Making two-factor authentication much stronger in two easy steps

September 12, 2018

Reading a recent post about a stolen iPhone and the importance of two-factor notification, I had a mortifying realization. I’d happily enabled 2FA for pretty much all possible accounts — banks, Google, if they had the option, I took it. No petty thief would put one over on me, no ma’am.

Anytime I needed to log in from a new device or otherwise set off a two-factor-authentication signal, I’d simply pick up my phone and snag the authentication code from a convenient notification that popped up even if the phone was locked.

That’s right, both iPhone and Android can show text messages on the lock screen for anyone to see. In other words, I’d be fine — as long as my phone was never stolen. Great! Never mind that smartphones are some of the tastiest bait for crooks, who can get up to all sorts of moneymaking mischief with a mobile.

So, take this small bit of advice from a truly humbled yours truly: Make sure your notifications, and the notifications of your loved ones, don’t give away your valuable secrets and account access.

Disabling lock-screen notifications on iPhone

iPhone users have a bit more flexibility in notification settings. First of all, you can set up notification previews in general:

  1. Open Settings;
  2. Go to Notifications;
  3. Tap on Show Previews at the very top if you want to turn off lock-screen notifications all at once.
  4. Select When Unlocked or Never.

In iOS you can fine-tune the balance of convenience and privacy. If you prefer to keep some notification previews on your lock screen and hide only those that contain sensitive information, you can choose another approach and set up this option individually for each app:

  1. Again, open Settings;
  2. Go to Notifications;
  3. Tap on the app in question, for example, Messages;
  4. Scroll down to the option for showing previews and select either When Unlocked or Never.

Disabling lock-screen notifications on Android

Android settings can vary a bit depending on version and device — and there’s quite a number of them. With that said, it’s impossible to make an ultimate guide, so poke around a bit if necessary.

  1. Open Settings;
  2. Go to Apps & Notifications, then Notifications;
  3. Choose On the lock screen;
  4. Choose either Don’t show notifications or Show notifications but hide sensitive content.

Most Android versions don’t allow you to set up lock-screen notifications individually for each app; however, in Samsung’s version of the OS you can do it.

Don’t forget to protect your SIM card

Removing notifications from your lock screen is a good start, but our job isn’t done yet. You see, it isn’t a phone that actually receives text messages, but rather a tiny piece of plastic no one thinks about much: a SIM card. It’s incredibly easy to remove a SIM card from one phone, insert it into any other phone, and receive your calls and messages — including messages with 2FA one-time codes.

It’s pretty easy to protect yourself from that kind of information theft — just set up a PIN code request for your SIM card. Here’s how to do it on an iPhone:

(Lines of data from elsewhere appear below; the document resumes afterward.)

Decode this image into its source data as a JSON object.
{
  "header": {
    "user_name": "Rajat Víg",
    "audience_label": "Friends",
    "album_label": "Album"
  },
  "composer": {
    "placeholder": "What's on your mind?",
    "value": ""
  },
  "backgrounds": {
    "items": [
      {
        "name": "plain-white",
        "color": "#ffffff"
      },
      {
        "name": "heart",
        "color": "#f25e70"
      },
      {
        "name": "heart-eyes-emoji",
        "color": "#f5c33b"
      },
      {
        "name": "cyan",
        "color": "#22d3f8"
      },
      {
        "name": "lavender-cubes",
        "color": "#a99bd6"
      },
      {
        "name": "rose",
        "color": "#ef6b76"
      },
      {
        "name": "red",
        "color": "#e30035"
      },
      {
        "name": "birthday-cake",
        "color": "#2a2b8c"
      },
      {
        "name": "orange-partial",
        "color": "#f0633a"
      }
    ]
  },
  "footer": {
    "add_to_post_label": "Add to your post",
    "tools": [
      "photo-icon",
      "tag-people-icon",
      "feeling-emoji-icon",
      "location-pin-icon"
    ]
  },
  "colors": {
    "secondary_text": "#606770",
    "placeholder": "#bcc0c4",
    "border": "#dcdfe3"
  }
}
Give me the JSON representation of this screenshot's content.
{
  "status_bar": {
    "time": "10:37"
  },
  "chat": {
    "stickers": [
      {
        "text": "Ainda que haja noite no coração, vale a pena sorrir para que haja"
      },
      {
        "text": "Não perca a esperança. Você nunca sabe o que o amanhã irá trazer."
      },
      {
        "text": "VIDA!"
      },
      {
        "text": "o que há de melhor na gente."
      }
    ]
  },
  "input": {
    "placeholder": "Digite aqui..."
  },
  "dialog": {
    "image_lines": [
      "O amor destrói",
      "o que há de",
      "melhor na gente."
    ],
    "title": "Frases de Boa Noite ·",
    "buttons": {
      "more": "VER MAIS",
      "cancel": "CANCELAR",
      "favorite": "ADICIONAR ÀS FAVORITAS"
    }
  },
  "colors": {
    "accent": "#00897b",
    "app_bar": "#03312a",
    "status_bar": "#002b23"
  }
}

  1. Open Settings;
  2. After a fair bit of scrolling, tap on Phone;
  3. Go to SIM PIN;
  4. Switch SIM PIN on;
  5. Enter your current PIN. If you never set one, use the default code set by the operator — you can find it in your SIM starter kit;
  6. Tap on Change PIN to use custom code instead of the default one;
  7. Enter your current PIN;
  8. After that enter your new PIN code, and enter it once again for confirmation.

For Android (again, it may be slightly different in your phone):

  1. Go to Settings, then Security & Location;
  2. Choose SIM card lock and Lock SIM card;
  3. When prompted, enter the SIM PIN. If you didn’t set one up, find the default SIM PIN in the documentation from your SIM card;
  4. Choose Change SIM PIN;
  5. Enter the old PIN;
  6. Enter a new PIN (and again, for confirmation).

Now every time your phone is restarted or the SIM card is inserted in another phone, you’ll need to enter the PIN code, or else it won’t start. You’re set — at least as far as two-factor authentication codes go.